Interactive GeoGebra investigation that allows students to explore an element of mathematics for themselves.

Lesson idea. Geogebra has been used to create a simple interactive applet. The applet and guidance notes on how to use it with students are included with the resource.

Resource details
Title Circumference of a Circle.
Topic Visualisation

Format / structure

Embedded GeoGebra applet and guidance notes.

Age of students / grade

Related ORBIT Wiki Resources
Files and resources to view and download

Irina Boyadzhiev

Please install Java to use this page.

Guidance Notes

I. Overview

This applet can be used for introducing circumference of a circle. The students can create circles with different diameters by dragging the blue point D vertically. The circle can be rolled along the x-axis by dragging the green point - the center of the circle. This will “peel off” the red outer layer and transfer it to the x-axis. When the circle is rolled to the end and the entire red line is transferred to the x axis, a slider appears. Dragging the slider the students will see that the diameter fits a little more than three times in the circumference. They can record the diameter and the corresponding circumference in the spreadsheet and calculate the ratio circumference/diameter.
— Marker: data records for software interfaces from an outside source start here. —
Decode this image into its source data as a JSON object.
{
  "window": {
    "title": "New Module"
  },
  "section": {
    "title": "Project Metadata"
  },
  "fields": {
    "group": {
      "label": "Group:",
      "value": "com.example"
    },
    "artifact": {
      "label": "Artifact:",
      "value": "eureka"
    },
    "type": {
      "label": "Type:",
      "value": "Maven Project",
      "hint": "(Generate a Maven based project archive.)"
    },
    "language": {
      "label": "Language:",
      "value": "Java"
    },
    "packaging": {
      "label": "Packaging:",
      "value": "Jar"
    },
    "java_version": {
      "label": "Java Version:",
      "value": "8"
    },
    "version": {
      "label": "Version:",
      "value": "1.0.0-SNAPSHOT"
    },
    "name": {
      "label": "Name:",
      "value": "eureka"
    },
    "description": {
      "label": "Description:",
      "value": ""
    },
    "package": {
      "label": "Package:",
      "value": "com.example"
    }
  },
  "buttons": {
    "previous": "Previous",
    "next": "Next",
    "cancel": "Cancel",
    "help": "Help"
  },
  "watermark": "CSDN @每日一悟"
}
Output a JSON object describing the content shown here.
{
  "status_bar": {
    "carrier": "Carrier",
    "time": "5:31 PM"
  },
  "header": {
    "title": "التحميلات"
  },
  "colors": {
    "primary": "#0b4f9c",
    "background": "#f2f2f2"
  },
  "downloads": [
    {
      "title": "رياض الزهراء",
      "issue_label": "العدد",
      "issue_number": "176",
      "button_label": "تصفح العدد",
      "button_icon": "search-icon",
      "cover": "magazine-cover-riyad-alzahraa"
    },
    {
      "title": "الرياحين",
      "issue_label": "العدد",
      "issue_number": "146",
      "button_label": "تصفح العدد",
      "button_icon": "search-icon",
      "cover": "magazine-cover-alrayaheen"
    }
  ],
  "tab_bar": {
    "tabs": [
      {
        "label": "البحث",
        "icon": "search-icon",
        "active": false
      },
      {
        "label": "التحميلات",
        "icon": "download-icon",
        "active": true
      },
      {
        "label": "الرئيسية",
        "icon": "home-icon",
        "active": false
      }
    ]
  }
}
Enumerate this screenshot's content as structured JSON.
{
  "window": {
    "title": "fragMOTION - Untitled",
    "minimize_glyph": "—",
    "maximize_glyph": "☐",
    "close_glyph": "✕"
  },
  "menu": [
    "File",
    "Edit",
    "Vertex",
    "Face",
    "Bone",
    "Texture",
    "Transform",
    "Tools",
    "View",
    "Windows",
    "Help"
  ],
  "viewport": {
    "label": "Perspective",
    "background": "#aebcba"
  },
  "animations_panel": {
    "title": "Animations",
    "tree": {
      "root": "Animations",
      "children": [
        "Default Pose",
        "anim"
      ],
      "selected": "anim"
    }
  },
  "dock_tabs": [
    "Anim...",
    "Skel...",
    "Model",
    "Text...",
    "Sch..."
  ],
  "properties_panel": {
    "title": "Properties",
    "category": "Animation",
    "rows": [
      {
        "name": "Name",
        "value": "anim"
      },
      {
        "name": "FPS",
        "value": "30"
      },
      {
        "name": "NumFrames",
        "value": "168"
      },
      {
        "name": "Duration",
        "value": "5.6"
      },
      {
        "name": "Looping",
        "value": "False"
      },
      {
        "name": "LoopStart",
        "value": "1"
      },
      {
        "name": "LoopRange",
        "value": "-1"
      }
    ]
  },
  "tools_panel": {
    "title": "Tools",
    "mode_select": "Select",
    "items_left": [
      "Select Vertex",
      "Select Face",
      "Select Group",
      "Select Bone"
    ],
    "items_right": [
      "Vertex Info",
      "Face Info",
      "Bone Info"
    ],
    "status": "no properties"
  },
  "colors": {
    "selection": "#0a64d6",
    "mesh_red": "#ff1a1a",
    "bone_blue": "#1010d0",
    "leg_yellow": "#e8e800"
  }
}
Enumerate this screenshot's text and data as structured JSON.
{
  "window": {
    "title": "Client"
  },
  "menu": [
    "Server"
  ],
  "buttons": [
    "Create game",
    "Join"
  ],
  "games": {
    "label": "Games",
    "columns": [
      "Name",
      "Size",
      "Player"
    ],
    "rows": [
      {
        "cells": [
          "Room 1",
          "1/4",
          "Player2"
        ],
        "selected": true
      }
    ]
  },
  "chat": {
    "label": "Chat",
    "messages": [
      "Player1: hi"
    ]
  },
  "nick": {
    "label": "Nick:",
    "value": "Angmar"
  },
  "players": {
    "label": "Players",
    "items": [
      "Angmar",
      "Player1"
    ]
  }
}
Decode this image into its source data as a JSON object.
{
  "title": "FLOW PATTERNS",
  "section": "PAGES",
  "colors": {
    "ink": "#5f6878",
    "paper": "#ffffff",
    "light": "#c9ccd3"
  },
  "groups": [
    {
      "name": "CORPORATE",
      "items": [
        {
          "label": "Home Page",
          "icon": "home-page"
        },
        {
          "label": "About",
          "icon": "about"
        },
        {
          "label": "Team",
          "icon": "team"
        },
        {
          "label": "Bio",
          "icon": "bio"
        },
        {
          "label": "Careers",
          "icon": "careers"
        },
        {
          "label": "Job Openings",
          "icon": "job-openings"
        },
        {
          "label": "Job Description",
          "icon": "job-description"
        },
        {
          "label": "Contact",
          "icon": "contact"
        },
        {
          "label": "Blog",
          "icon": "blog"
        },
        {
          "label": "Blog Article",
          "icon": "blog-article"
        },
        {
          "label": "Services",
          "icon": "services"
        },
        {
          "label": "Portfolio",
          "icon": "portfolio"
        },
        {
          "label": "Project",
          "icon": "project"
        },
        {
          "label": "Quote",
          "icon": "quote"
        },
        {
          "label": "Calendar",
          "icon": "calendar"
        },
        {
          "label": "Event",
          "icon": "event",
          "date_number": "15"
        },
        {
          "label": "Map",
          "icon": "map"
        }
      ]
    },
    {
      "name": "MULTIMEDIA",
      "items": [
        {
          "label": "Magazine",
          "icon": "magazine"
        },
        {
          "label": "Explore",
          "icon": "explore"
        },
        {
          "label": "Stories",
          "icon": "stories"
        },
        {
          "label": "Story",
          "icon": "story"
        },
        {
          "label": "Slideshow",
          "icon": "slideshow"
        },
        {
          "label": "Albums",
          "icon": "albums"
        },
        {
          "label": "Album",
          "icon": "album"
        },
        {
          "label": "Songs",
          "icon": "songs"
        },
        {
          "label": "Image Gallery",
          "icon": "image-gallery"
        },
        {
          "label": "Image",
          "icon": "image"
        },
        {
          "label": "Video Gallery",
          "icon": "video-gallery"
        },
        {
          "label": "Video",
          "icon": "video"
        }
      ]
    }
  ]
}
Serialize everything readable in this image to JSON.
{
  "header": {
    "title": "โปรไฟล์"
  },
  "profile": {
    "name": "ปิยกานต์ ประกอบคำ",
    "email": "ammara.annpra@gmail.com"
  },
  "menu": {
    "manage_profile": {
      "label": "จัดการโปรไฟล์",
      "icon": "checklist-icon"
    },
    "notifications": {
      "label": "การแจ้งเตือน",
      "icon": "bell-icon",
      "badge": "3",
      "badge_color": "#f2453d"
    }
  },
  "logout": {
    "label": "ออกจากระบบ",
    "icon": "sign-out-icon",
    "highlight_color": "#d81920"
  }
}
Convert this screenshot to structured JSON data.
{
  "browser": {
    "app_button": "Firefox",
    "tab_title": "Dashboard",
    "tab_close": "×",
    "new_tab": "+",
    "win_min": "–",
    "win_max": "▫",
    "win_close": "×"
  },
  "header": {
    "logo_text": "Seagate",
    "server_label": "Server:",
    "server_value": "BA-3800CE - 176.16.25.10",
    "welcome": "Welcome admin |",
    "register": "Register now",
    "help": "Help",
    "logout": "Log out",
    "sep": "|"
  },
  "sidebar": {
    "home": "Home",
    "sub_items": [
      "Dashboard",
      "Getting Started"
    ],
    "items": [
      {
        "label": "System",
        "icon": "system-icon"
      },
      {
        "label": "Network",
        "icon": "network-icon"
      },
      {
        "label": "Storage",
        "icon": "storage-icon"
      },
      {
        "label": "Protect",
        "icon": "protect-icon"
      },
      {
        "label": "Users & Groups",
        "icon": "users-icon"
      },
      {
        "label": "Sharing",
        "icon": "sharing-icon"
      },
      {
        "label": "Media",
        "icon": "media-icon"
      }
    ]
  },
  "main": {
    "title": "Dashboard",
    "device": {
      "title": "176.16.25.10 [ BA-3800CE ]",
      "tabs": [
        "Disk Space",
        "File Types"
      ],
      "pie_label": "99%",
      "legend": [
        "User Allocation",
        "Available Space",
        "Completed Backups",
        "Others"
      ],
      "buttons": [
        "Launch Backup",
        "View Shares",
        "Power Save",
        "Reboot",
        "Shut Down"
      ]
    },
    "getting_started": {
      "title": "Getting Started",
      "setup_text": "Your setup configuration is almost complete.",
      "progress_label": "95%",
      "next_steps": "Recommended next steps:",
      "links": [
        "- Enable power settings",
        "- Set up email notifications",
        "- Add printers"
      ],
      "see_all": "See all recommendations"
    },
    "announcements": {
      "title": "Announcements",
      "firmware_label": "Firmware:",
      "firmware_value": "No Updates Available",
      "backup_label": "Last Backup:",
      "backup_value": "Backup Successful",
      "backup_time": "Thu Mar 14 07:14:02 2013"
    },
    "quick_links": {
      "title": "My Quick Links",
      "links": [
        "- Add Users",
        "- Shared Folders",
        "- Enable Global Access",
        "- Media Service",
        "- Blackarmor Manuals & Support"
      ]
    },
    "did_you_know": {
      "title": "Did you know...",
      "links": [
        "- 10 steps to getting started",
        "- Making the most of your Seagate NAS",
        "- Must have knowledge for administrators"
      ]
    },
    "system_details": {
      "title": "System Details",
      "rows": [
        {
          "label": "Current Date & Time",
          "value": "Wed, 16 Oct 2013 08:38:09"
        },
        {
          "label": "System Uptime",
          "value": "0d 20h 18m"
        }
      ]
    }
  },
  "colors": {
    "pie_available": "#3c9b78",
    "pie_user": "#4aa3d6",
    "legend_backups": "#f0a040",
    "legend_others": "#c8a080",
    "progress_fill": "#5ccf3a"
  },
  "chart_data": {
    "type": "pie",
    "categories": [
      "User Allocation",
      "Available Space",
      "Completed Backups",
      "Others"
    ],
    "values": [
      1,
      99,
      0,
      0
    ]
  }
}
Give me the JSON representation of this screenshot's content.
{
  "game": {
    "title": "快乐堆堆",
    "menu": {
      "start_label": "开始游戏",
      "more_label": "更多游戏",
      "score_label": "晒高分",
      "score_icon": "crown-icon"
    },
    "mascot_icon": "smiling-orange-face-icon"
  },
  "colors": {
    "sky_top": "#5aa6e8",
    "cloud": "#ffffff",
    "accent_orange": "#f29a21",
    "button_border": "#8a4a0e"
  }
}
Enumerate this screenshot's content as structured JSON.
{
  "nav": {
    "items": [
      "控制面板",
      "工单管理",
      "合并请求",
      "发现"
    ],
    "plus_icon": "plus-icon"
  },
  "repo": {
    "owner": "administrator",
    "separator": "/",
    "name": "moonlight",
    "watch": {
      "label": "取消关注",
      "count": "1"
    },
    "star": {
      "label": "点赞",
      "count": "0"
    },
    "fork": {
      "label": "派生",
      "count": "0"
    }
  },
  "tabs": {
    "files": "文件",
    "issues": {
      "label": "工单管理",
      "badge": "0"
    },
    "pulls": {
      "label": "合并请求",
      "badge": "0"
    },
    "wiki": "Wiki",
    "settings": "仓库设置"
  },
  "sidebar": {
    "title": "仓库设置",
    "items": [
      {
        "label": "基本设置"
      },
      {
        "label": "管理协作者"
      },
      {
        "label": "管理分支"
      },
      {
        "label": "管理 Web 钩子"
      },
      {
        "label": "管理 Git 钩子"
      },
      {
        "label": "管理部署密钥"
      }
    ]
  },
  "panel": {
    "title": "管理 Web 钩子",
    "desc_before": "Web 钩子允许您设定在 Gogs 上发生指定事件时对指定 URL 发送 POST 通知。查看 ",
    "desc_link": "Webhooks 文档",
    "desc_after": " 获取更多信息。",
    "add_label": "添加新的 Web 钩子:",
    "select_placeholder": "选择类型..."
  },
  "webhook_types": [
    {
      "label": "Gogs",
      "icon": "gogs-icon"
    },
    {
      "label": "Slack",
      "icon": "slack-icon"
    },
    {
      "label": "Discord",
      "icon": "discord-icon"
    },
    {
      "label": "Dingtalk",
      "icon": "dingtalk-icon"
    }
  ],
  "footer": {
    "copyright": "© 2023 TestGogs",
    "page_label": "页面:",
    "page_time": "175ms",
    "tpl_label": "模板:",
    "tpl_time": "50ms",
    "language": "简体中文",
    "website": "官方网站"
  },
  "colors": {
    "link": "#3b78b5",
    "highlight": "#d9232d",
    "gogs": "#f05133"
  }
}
ll. Suggested activities and learning outcomes

1) Learning some basics about the circle and disk.

  • Drag the blue point D up and down to create circles with different diameters.
  • Click the Radius checkbox. See the relationship between the radius and the diameter.

2) Define circumference.

  • Drag point D to select a diameter.
  • Drag the circle by the green point to transfer the red line onto the x-axis. (If the students have seen the Perimeter of a rectangle applet, they can be directed to discuss the similarities between the two).

3) Find the relationship between the diameter and the circumference.

  • Drag point D to select a diameter.
  • Drag the circle by the green point as far as it can go.
  • Drag the slider to fit the diameter into the circumference.
  • How many times the diameter fits?
  • What is a rough approximation for the circumference of the circle?
  • Record in the spreadsheet below the diameter and the corresponding circumference for several circles from the activity above.
  • Calculate the ratio circumference/diameter.
  • Introduce Pi.
  • Write a formula for the circumference using the diameter.

4) Experimental approximation of Pi.

By finding the relationship between the diameter and the circumference, students discover that the circumference is proportional to the diameter (C=kd). Drag point D to make the diameter equal to 1 in order to approximate the value of k.

III. Learning Objectives

  • To introduce the circle and some basic terminology by actively manipulating the object.
  • To introduce the circumference of the circle through a dynamic process, connecting the new concept to a familiar one (the perimeter of a rectangle).
  • To introduce the constant Pi and approximate its value.

lV. Underlying pedagogical/teaching approach or rationale

The applet gives the opportunity to involve the students in the process of teaching. Each student can create and manipulate the circle, learn terminology by manipulating the objects. Students discover a relationship based on experimental data and mathematical calculation. The explorations can be done fast and accurate.